### SOURCE INFORMATION:
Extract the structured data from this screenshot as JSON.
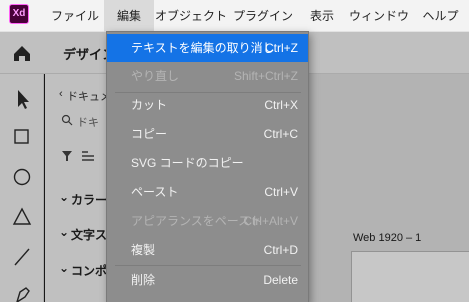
{
  "app": {
    "icon_label": "Xd"
  },
  "menubar": {
    "items": [
      "ファイル",
      "編集",
      "オブジェクト",
      "プラグイン",
      "表示",
      "ウィンドウ",
      "ヘルプ"
    ],
    "active_index": 1
  },
  "toolbar": {
    "tab_label": "デザイン"
  },
  "panel": {
    "back_label": "ドキュメ",
    "search_placeholder": "ドキ",
    "sections": [
      "カラー",
      "文字ス",
      "コンポー"
    ]
  },
  "canvas": {
    "artboard_name": "Web 1920 – 1"
  },
  "edit_menu": {
    "items": [
      {
        "label": "テキストを編集の取り消し",
        "shortcut": "Ctrl+Z",
        "state": "highlighted"
      },
      {
        "label": "やり直し",
        "shortcut": "Shift+Ctrl+Z",
        "state": "disabled"
      },
      {
        "label": "カット",
        "shortcut": "Ctrl+X",
        "state": "enabled"
      },
      {
        "label": "コピー",
        "shortcut": "Ctrl+C",
        "state": "enabled"
      },
      {
        "label": "SVG コードのコピー",
        "shortcut": "",
        "state": "enabled"
      },
      {
        "label": "ペースト",
        "shortcut": "Ctrl+V",
        "state": "enabled"
      },
      {
        "label": "アピアランスをペースト",
        "shortcut": "Ctrl+Alt+V",
        "state": "disabled"
      },
      {
        "label": "複製",
        "shortcut": "Ctrl+D",
        "state": "enabled"
      },
      {
        "label": "削除",
        "shortcut": "Delete",
        "state": "enabled"
      }
    ]
  },
  "colors": {
    "highlight": "#1473e6",
    "brand": "#470137",
    "brand_accent": "#ff61f6"
  }
}
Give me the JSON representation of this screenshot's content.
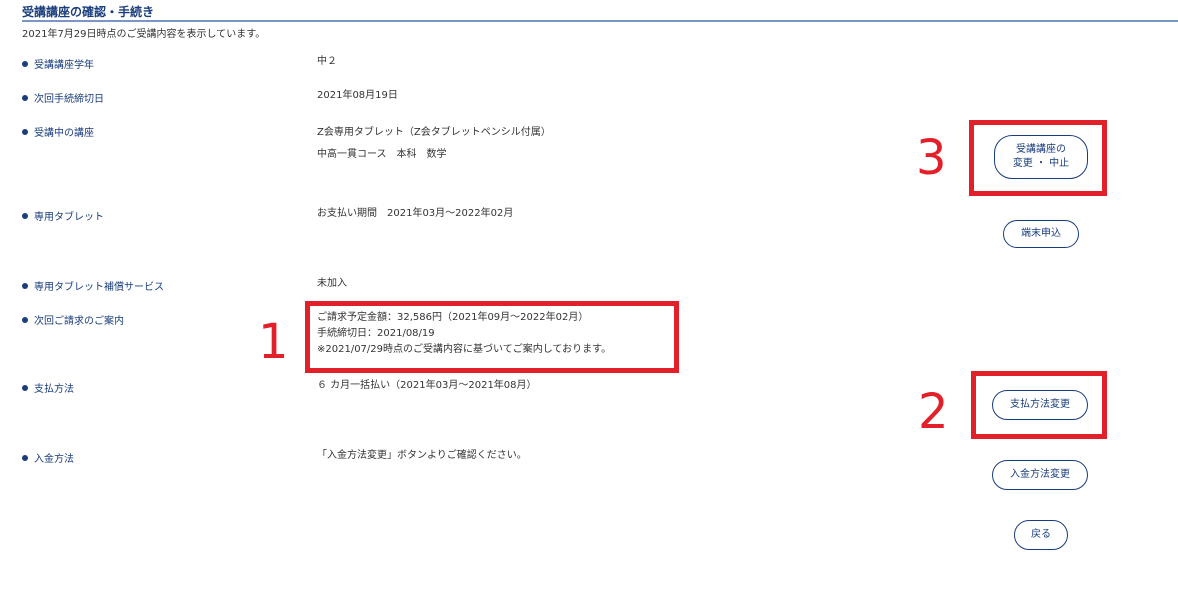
{
  "header": {
    "title": "受講講座の確認・手続き",
    "subtitle": "2021年7月29日時点のご受講内容を表示しています。"
  },
  "rows": [
    {
      "label": "受講講座学年",
      "lines": [
        "中２"
      ]
    },
    {
      "label": "次回手続締切日",
      "lines": [
        "2021年08月19日"
      ]
    },
    {
      "label": "受講中の講座",
      "lines": [
        "Z会専用タブレット（Z会タブレットペンシル付属）",
        "中高一貫コース　本科　数学"
      ]
    },
    {
      "label": "専用タブレット",
      "lines": [
        "お支払い期間　2021年03月～2022年02月"
      ]
    },
    {
      "label": "専用タブレット補償サービス",
      "lines": [
        "未加入"
      ]
    },
    {
      "label": "次回ご請求のご案内",
      "lines": [
        "ご請求予定金額：32,586円（2021年09月～2022年02月）",
        "手続締切日：2021/08/19",
        "※2021/07/29時点のご受講内容に基づいてご案内しております。"
      ]
    },
    {
      "label": "支払方法",
      "lines": [
        "６ カ月一括払い（2021年03月～2021年08月）"
      ]
    },
    {
      "label": "入金方法",
      "lines": [
        "「入金方法変更」ボタンよりご確認ください。"
      ]
    }
  ],
  "buttons": {
    "change_course_line1": "受講講座の",
    "change_course_line2": "変更 ・ 中止",
    "device_apply": "端末申込",
    "payment_method_change": "支払方法変更",
    "deposit_method_change": "入金方法変更",
    "back": "戻る"
  },
  "annotations": {
    "marker_1": "1",
    "marker_2": "2",
    "marker_3": "3",
    "color": "#e2202a"
  },
  "colors": {
    "accent": "#1a3d7c",
    "rule": "#7a96c4",
    "text": "#333333"
  }
}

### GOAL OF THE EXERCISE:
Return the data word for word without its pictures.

### ANSWER SECTION:
Extract the structured data from this screenshot as JSON.
{
  "app": {
    "icon_label": "Xd"
  },
  "menubar": {
    "items": [
      "ファイル",
      "編集",
      "オブジェクト",
      "プラグイン",
      "表示",
      "ウィンドウ",
      "ヘルプ"
    ],
    "active_index": 1
  },
  "toolbar": {
    "tab_label": "デザイン"
  },
  "panel": {
    "back_label": "ドキュメ",
    "search_placeholder": "ドキ",
    "sections": [
      "カラー",
      "文字ス",
      "コンポー"
    ]
  },
  "canvas": {
    "artboard_name": "Web 1920 – 1"
  },
  "edit_menu": {
    "items": [
      {
        "label": "テキストを編集の取り消し",
        "shortcut": "Ctrl+Z",
        "state": "highlighted"
      },
      {
        "label": "やり直し",
        "shortcut": "Shift+Ctrl+Z",
        "state": "disabled"
      },
      {
        "label": "カット",
        "shortcut": "Ctrl+X",
        "state": "enabled"
      },
      {
        "label": "コピー",
        "shortcut": "Ctrl+C",
        "state": "enabled"
      },
      {
        "label": "SVG コードのコピー",
        "shortcut": "",
        "state": "enabled"
      },
      {
        "label": "ペースト",
        "shortcut": "Ctrl+V",
        "state": "enabled"
      },
      {
        "label": "アピアランスをペースト",
        "shortcut": "Ctrl+Alt+V",
        "state": "disabled"
      },
      {
        "label": "複製",
        "shortcut": "Ctrl+D",
        "state": "enabled"
      },
      {
        "label": "削除",
        "shortcut": "Delete",
        "state": "enabled"
      }
    ]
  },
  "colors": {
    "highlight": "#1473e6",
    "brand": "#470137",
    "brand_accent": "#ff61f6"
  }
}
Give me the JSON representation of this screenshot's content.
{
  "header": {
    "title": "受講講座の確認・手続き",
    "subtitle": "2021年7月29日時点のご受講内容を表示しています。"
  },
  "rows": [
    {
      "label": "受講講座学年",
      "lines": [
        "中２"
      ]
    },
    {
      "label": "次回手続締切日",
      "lines": [
        "2021年08月19日"
      ]
    },
    {
      "label": "受講中の講座",
      "lines": [
        "Z会専用タブレット（Z会タブレットペンシル付属）",
        "中高一貫コース　本科　数学"
      ]
    },
    {
      "label": "専用タブレット",
      "lines": [
        "お支払い期間　2021年03月～2022年02月"
      ]
    },
    {
      "label": "専用タブレット補償サービス",
      "lines": [
        "未加入"
      ]
    },
    {
      "label": "次回ご請求のご案内",
      "lines": [
        "ご請求予定金額：32,586円（2021年09月～2022年02月）",
        "手続締切日：2021/08/19",
        "※2021/07/29時点のご受講内容に基づいてご案内しております。"
      ]
    },
    {
      "label": "支払方法",
      "lines": [
        "６ カ月一括払い（2021年03月～2021年08月）"
      ]
    },
    {
      "label": "入金方法",
      "lines": [
        "「入金方法変更」ボタンよりご確認ください。"
      ]
    }
  ],
  "buttons": {
    "change_course_line1": "受講講座の",
    "change_course_line2": "変更 ・ 中止",
    "device_apply": "端末申込",
    "payment_method_change": "支払方法変更",
    "deposit_method_change": "入金方法変更",
    "back": "戻る"
  },
  "annotations": {
    "marker_1": "1",
    "marker_2": "2",
    "marker_3": "3",
    "color": "#e2202a"
  },
  "colors": {
    "accent": "#1a3d7c",
    "rule": "#7a96c4",
    "text": "#333333"
  }
}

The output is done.